Washing up in the general privacy of the women’s bathroom, she was surprised when Amy suddenly burst in, muttering a series of Martian curses under her breath. Leela watched in silence as she turned the taps on full-blast and then dunked her hand under them, sending a shower of alien slime spattering across the surface of the sink in the process.
“Did Fry high-five you?”
“How’d you know?” Amy asked, resurfacing, water dripping from her hand.
That answered Leela’s unspoken question, at least. “Just a lucky guess,” she said, wringing out the hem of her tank top. “Sometimes,” she added, “I wonder why I don’t take a nice, quiet desk job over at Mom’s.”
“S’duh Leela! Weren’t you the one who totally said she never wanted to have a boring job?”
“Boring would be a relief,” she admitted. “And maybe there they’d listen to me instead of ignoring everything I have to say. All I want is a little respect every now and then – some kind of attention!”

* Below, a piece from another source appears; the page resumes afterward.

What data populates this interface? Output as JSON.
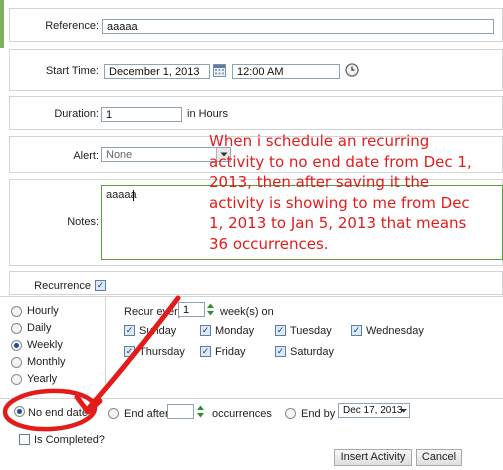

“Wait, you don’t think Fry and Bender respect you?” Leela raised her eyebrow and stared at Amy. “Spleesh, Leela, why would you think that? They both clearly like working with you a lot!” She added. “Fry’s totally super crazy for you, for one.”
“There’s a difference between dating somebody and having them think you’re worthwhile as a captain.” Leela crossed her arms over her chest and glowered. “Frankly, I’d rather have his esteem.”
“You’re a really bad liar,” Amy said.
Leela sighed. “Fine. I don’t know why I want something more from them. It would just be nice to be seen as smart and dashing instead of some kind of weird object of lust.”
“Flattering yourself, honey.”
“Aww. Thanks so much, skank.”
Leela glowered as she turned off her welding torch and rested it upon the ground. “What do you want?” she asked.
He tucked his hands into the pockets of his pants. “Would you like to take a walk with me?”
Leela considered the notion, gave a shrug. “Sure.”
He seemed almost overly enthused to get her out of the way, even helping her with her coat. The walk was quiet and surprisingly peaceful, and she let his arm drift about her shoulder. This was what peace felt like; this was the cool embrace of caring.
“Um,” Fry said – as they stopped at a fried pickle stand – “Amy said you don’t think Bender and me respect you!” he held the treat out and said, “here’s a pickle!”
“Thank you,” she said, staring at the space tuber. Honestly she didn’t know what to expect, and she cursed Amy for blurting out her secrets like the total gossip she was.
“We think you’re really cool, Leela,” Fry said.
“I know you think I’m cool, Fry. You bought me that pin with ‘world’s coolest girlfriend’ on it for my birthday…”
“I found it in a public bathroom!” he said proudly.
“…It’s just that sometimes I don’t think either of you pay attention to me and it makes my job harder.” Well, they both wanted honesty and she was prepared to deliver it.
“We’ll try harder!” Fry promised, crossing his heart. “I’ll even stop leaving the ship in park!”
“That was you?” she gasped.
“I like to pretend I can fly and go nyoom,” he said.
They were at the end of the block, at the very edge of the park. She turned to tell him that she was fine, that maybe she didn’t need praise after all.
Then she noticed the banner, draped from a tree…made out of a bedspread that was probably stolen from the office. It read, in motor oil: “Thanks, Leela.”
“Surprise!” Fry said.
Bender appeared at the edge of her vision, still stuck that same tree. “Here,” he said. “We got a thing.”
“It’s a certificate to that new karate gym on fourth. We thought beating a couple of guys up might make you feel better.”
“Aww, you got me the gift of violence!” Leela cooed. That earned him a peck on the cheek. “I guess you guys really do appreciate me.”
“Sort of!” said Bender, pleasantly dismissive.
“Thanks,” she said. For just a second she held the certificate close to her chest before releasing it. “So how do you boys feel about a round of drinks?”
“Isn’t it a little early to start drinking?” Fry asked.
“It’s on me.”
“Fry my good man, put a sock in it,” Bender said, “when the captain’s speaking.”
Eh. Leela would take whatever respect she could get.